Accurate. Detailed. Documented.
Many utility allowances are out-of-date, inaccurate, or poorly documented.
Utility allowances are an important part of running the Section 8 Housing Certificate Voucher (HCV) program. They represent the allowances paid to Voucher tenants who must pay for their own utilities, or to owners if they furnish utilities to their tenants. Because they are not tied to specific dwellings (in contrast to the Public Housing program) they are based on average consumption for similar units in the same climatic area.
Many PHAs don’t have detailed average consumption data for individual units, so HUD provides statistical formulas for estimating average consumption. I use a variant of the most recent one for my clients (an older method which I used in the past is still acceptable to HUD.)
Utility allowances must be checked once a year and updated if any utility changes by 10 percent or more. My method does this easily and precisely, and doesn't need a specialist to do it. Transcription errors are impossible with my method because the results of calculations are automatically transferred to the HUD-52667 form.
By replicating the actual formula used by local utility companies, my method easily and precisely updates utility allowances. This is in contrast to methods that rely on utility company “increases” reported in the local press, which frequently apply only to one part of the calculation—the cost of fuel—without regard for the fact that delivery and fixed charges usually stay constant and that the overall effect of a given change in the cost of fuel may be different by size of dwelling.
Not a black box: unlike the work of others, I provide the complete utility allowance Excel model, including all assumptions and formulas, and details of my computations and divergences from HUSM.
All Forms 52667: My model produces all structure types in separate sheets, printer-ready. Others, including HUD’s HUSM model, require you to specify structure type, print the resulting form, then repeat the process for each additional structure type. With my system, you get all HUD-52667’s at once.

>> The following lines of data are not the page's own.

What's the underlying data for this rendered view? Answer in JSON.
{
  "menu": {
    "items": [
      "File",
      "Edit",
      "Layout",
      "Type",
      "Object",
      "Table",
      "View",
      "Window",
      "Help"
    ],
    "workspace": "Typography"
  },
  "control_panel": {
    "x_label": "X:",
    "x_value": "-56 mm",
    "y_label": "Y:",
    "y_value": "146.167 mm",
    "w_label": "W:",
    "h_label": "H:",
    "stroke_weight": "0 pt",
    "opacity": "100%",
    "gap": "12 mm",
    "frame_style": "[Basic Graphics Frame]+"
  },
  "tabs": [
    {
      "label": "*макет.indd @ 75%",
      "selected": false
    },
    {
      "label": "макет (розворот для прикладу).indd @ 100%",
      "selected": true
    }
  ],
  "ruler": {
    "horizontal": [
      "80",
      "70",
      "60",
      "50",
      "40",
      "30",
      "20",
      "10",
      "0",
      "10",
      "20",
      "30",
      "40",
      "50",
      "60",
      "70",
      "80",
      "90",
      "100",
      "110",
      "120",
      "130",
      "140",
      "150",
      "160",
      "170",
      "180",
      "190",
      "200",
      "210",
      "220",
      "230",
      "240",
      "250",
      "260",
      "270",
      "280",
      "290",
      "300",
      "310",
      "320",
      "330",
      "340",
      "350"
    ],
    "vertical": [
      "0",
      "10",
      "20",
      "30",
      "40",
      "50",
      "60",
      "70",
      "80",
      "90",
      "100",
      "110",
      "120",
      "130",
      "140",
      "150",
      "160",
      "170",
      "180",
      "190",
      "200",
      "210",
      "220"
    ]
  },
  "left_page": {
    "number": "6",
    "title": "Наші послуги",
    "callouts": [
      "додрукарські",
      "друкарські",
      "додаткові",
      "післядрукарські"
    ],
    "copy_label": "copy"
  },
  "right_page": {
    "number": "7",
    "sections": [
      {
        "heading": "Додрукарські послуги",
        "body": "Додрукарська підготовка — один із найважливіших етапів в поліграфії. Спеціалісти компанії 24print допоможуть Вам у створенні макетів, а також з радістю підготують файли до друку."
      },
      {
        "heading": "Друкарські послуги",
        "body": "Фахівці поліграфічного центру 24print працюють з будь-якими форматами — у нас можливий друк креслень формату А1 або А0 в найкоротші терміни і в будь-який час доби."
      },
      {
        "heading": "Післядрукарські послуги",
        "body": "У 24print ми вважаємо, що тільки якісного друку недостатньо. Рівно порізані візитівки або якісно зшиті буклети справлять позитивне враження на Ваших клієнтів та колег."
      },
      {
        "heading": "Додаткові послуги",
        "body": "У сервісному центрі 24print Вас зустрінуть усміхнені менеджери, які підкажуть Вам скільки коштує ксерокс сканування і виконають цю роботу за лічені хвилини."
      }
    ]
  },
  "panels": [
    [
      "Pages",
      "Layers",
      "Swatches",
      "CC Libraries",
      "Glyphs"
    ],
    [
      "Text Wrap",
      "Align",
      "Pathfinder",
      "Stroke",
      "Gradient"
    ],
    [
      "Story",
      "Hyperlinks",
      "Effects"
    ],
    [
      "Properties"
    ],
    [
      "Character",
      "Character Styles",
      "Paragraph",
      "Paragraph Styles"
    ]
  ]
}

Easy rate updating: my system replicates the price structures of each utility company. There is no need to shoehorn their rates into a pre-set structure, unlike HUSM.
Rate sources: I tell you exactly how to find utility company rates—web sites, names and phone numbers, etc.
Many water and sewer allowances: water and sewer rates can vary widely throughout a PHA’s jurisdiction, so water and sewer allowances can be displayed for many areas rather than just one.
Cheaper in long run: After the first year, updates cost much less because there is less work. For example, a first-year fee might be $2,000-2,500 while annual updates might be around $600. Other contractors charge the same amount each year, and don’t give the client the model.
Easy updating: to repeat, my system is designed to be updated by unskilled PHA personnel. In most cases, there is no need for me to do it.